My stone fruit trees are going absolutely bonkers in my garden. This spring I added two “Mid-Pride” peach trees to the garden. Mid-pride peaches have yellow meat and are bred to do well in our coastal climate. I have been waiting in anticipation to enjoy their luscious yield — am I such a garden geek that I get so excited about fruit? (Don’t answer that.) Now, of course, all the fruit bears at one time! We have been plowing through them, but still we accumulated quite a stash. This morning I noticed a bunch in a basket on the counter that has seen better days. I don’t know about you, but dimpled and soggy fruit just doesn’t do it for me. So, lesson number one in planting a garden … learn to be creative!
I didn’t have time to make a pie between picking up and dropping off the kids at two different camps — nor did I really want to eat one — I mean, come on, it is bathing suit season. And I know I would be the one to eat the entire thing myself. But I digress … back to the real issue at hand: old stone fruit. I decided to make jam* on a whim and it was so easy and lip smacking good. It only has a teensy-weensy bit of sugar and used up the whole basket of fruit. During my peach and apricot creation, my sister Desiree was visiting. We spooned the preserves over homemade buttermilk ice cream and topped it with mashed Maracona almonds, it was absolutely delicious — sweet, tart, crunchy and salty, yum.
*I didn’t can the jam in the technical sense but poured it into small clean glass jars to be stored in the refrigerator.
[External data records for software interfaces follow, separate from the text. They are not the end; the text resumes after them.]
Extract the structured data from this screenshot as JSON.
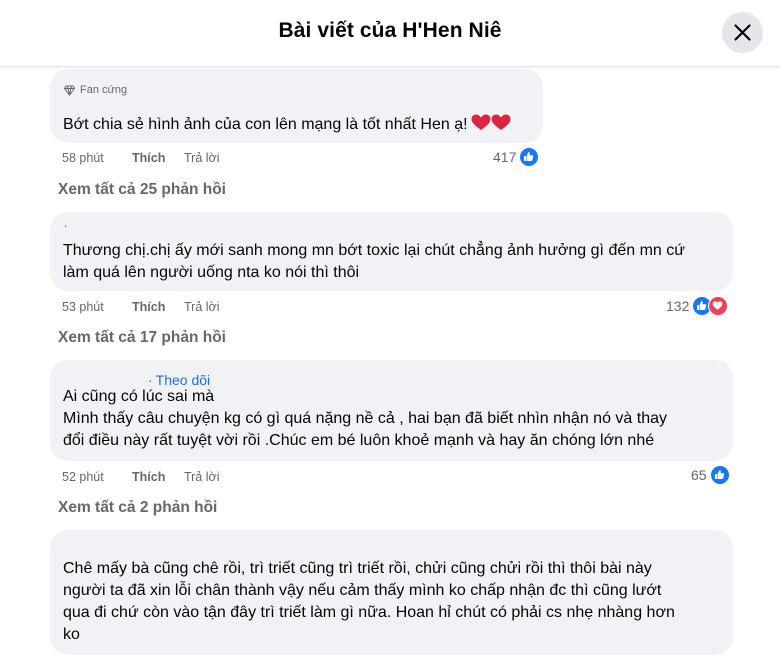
{
  "header": {
    "title": "Bài viết của H'Hen Niê"
  },
  "comments": [
    {
      "badge": "Fan cứng",
      "text": "Bớt chia sẻ hình ảnh của con lên mạng là tốt nhất Hen ạ!",
      "time": "58 phút",
      "like_label": "Thích",
      "reply_label": "Trả lời",
      "reaction_count": "417",
      "view_replies": "Xem tất cả 25 phản hồi"
    },
    {
      "author_mark": ".",
      "text": "Thương chị.chị ấy mới sanh mong mn bớt toxic lại chút chẳng ảnh hưởng gì đến mn cứ\nlàm quá lên người uống nta ko nói thì thôi",
      "time": "53 phút",
      "like_label": "Thích",
      "reply_label": "Trả lời",
      "reaction_count": "132",
      "view_replies": "Xem tất cả 17 phản hồi"
    },
    {
      "follow_label": "Theo dõi",
      "text": "Ai cũng có lúc sai mà\nMình thấy câu chuyện kg có gì quá nặng nề cả , hai bạn đã biết nhìn nhận nó và thay\nđổi điều này rất tuyệt vời rồi .Chúc em bé luôn khoẻ mạnh và hay ăn chóng lớn nhé",
      "time": "52 phút",
      "like_label": "Thích",
      "reply_label": "Trả lời",
      "reaction_count": "65",
      "view_replies": "Xem tất cả 2 phản hồi"
    },
    {
      "text": "Chê mấy bà cũng chê rồi, trì triết cũng trì triết rồi, chửi cũng chửi rồi thì thôi bài này\nngười ta đã xin lỗi chân thành vậy nếu cảm thấy mình ko chấp nhận đc thì cũng lướt\nqua đi chứ còn vào tận đây trì triết làm gì nữa. Hoan hỉ chút có phải cs nhẹ nhàng hơn\nko"
    }
  ],
  "colors": {
    "bubble": "#f0f2f5",
    "link": "#216fdb",
    "secondary_text": "#65676b",
    "like_blue": "#1877f2",
    "love_red": "#f33e58"
  },
  "icons": [
    "close-icon",
    "diamond-icon",
    "heart-emoji",
    "like-reaction-icon",
    "love-reaction-icon"
  ]
}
Since they are small and I am known to share with friends, they will be used up pretty quickly, thus saving myself some time and, quite honestly, anxiety from the canning process.
Homemade Peach and Apricot Jam
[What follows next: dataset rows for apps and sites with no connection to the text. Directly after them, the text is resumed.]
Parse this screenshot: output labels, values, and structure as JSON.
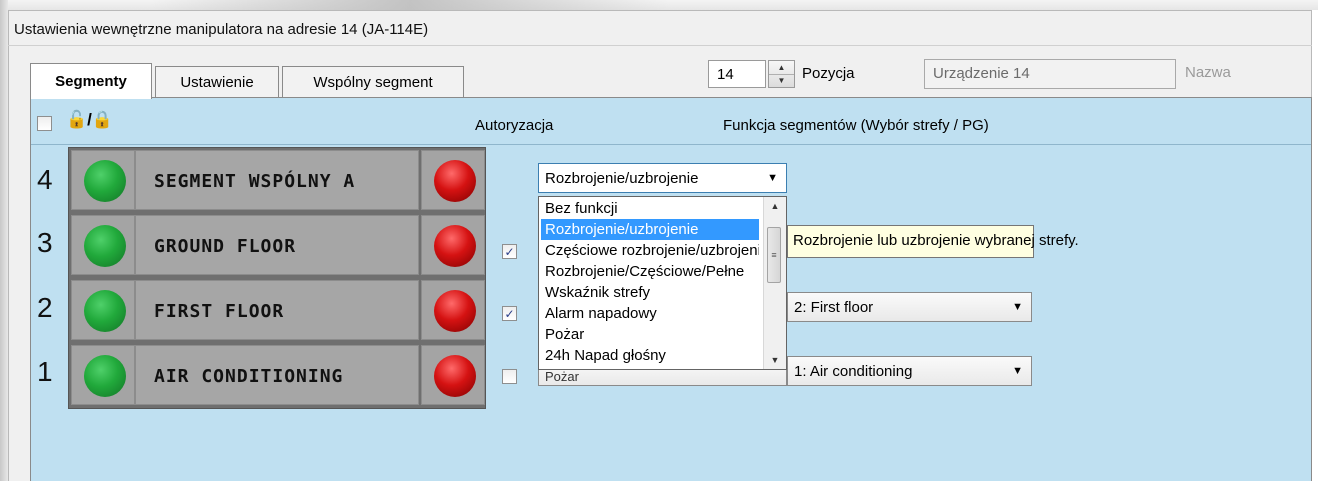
{
  "window": {
    "title": "Ustawienia wewnętrzne manipulatora na adresie 14 (JA-114E)"
  },
  "tabs": [
    {
      "label": "Segmenty",
      "active": true
    },
    {
      "label": "Ustawienie",
      "active": false
    },
    {
      "label": "Wspólny segment",
      "active": false
    }
  ],
  "position": {
    "value": "14",
    "label": "Pozycja"
  },
  "name": {
    "value": "Urządzenie 14",
    "label": "Nazwa"
  },
  "header": {
    "lock_icons": "🔓/🔒",
    "authorization_label": "Autoryzacja",
    "function_label": "Funkcja segmentów (Wybór strefy / PG)"
  },
  "segments": [
    {
      "number": "4",
      "label": "SEGMENT WSPÓLNY A",
      "authorization": null,
      "function": "Rozbrojenie/uzbrojenie",
      "zone": ""
    },
    {
      "number": "3",
      "label": "GROUND FLOOR",
      "authorization": true,
      "function": "",
      "zone": ""
    },
    {
      "number": "2",
      "label": "FIRST FLOOR",
      "authorization": true,
      "function": "",
      "zone": "2: First floor"
    },
    {
      "number": "1",
      "label": "AIR CONDITIONING",
      "authorization": false,
      "function": "Pożar",
      "zone": "1: Air conditioning"
    }
  ],
  "dropdown": {
    "options": [
      "Bez funkcji",
      "Rozbrojenie/uzbrojenie",
      "Częściowe rozbrojenie/uzbrojenie",
      "Rozbrojenie/Częściowe/Pełne",
      "Wskaźnik strefy",
      "Alarm napadowy",
      "Pożar",
      "24h Napad głośny"
    ],
    "selected": "Rozbrojenie/uzbrojenie",
    "partial_text": "Pożar"
  },
  "tooltip": {
    "text": "Rozbrojenie lub uzbrojenie wybranej strefy."
  },
  "colors": {
    "panel": "#bfe0f1",
    "led_on": "#21a93b",
    "led_alarm": "#d51212",
    "selection": "#3399ff"
  }
}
If you have more fruit, then simply double the amounts. This recipe makes 24 ounces of preserves.
4 cups very ripe stone fruit (I used peaches and apricots), cut into quarters, skin on
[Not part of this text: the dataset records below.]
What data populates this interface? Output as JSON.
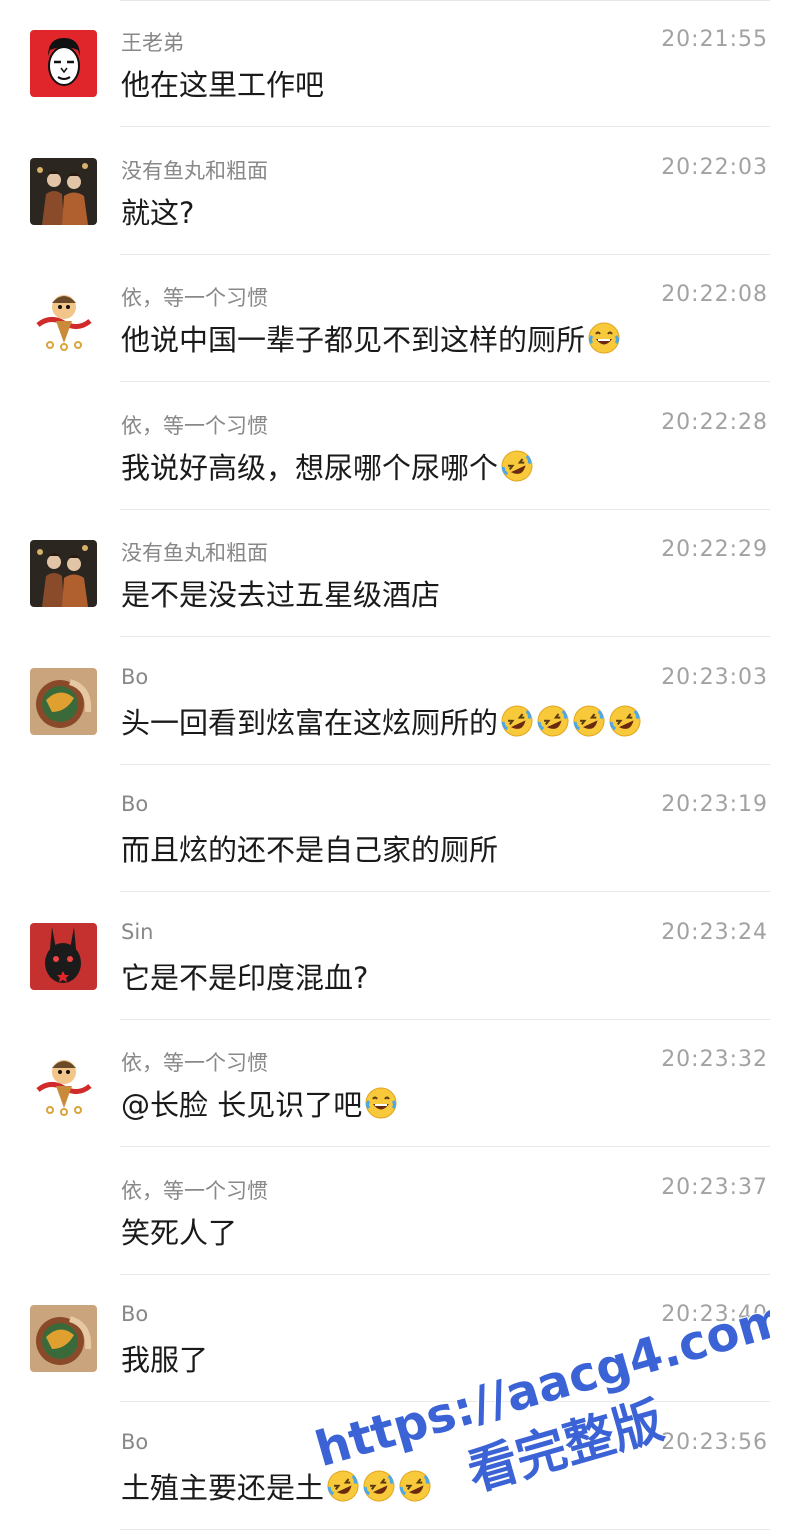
{
  "messages": [
    {
      "name": "王老弟",
      "time": "20:21:55",
      "text": "他在这里工作吧",
      "emojis": [],
      "avatar": "red-face"
    },
    {
      "name": "没有鱼丸和粗面",
      "time": "20:22:03",
      "text": "就这?",
      "emojis": [],
      "avatar": "photo-people"
    },
    {
      "name": "依，等一个习惯",
      "time": "20:22:08",
      "text": "他说中国一辈子都见不到这样的厕所",
      "emojis": [
        "joy"
      ],
      "avatar": "monkey-king"
    },
    {
      "name": "依，等一个习惯",
      "time": "20:22:28",
      "text": "我说好高级，想尿哪个尿哪个",
      "emojis": [
        "rofl"
      ],
      "avatar": ""
    },
    {
      "name": "没有鱼丸和粗面",
      "time": "20:22:29",
      "text": "是不是没去过五星级酒店",
      "emojis": [],
      "avatar": "photo-people"
    },
    {
      "name": "Bo",
      "time": "20:23:03",
      "text": "头一回看到炫富在这炫厕所的",
      "emojis": [
        "rofl",
        "rofl",
        "rofl",
        "rofl"
      ],
      "avatar": "food-bowl"
    },
    {
      "name": "Bo",
      "time": "20:23:19",
      "text": "而且炫的还不是自己家的厕所",
      "emojis": [],
      "avatar": ""
    },
    {
      "name": "Sin",
      "time": "20:23:24",
      "text": "它是不是印度混血?",
      "emojis": [],
      "avatar": "dark-rabbit"
    },
    {
      "name": "依，等一个习惯",
      "time": "20:23:32",
      "text": "@长脸 长见识了吧",
      "emojis": [
        "joy"
      ],
      "avatar": "monkey-king"
    },
    {
      "name": "依，等一个习惯",
      "time": "20:23:37",
      "text": "笑死人了",
      "emojis": [],
      "avatar": ""
    },
    {
      "name": "Bo",
      "time": "20:23:40",
      "text": "我服了",
      "emojis": [],
      "avatar": "food-bowl"
    },
    {
      "name": "Bo",
      "time": "20:23:56",
      "text": "土殖主要还是土",
      "emojis": [
        "rofl",
        "rofl",
        "rofl"
      ],
      "avatar": ""
    }
  ],
  "watermark": {
    "line1": "https://aacg4.com",
    "line2": "看完整版",
    "color": "#3b63d6"
  },
  "colors": {
    "name": "#888888",
    "time": "#a2a2a2",
    "text": "#1a1a1a",
    "divider": "#e8e8e8"
  }
}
¼ cup sugar
Juice of half a lemon
Combine the ingredients in a pot on the stove and cook on medium high heat and bring to a boil. Stirring occasionally, continue to let the fruit cook and release their juices for about 15 minutes. Reduce the heat to low or simmer, mash with a potato masher, and continue to cook for an additional 15 minutes.
Note: The buttermilk ice cream was left over from the 4th of July and was really delicious.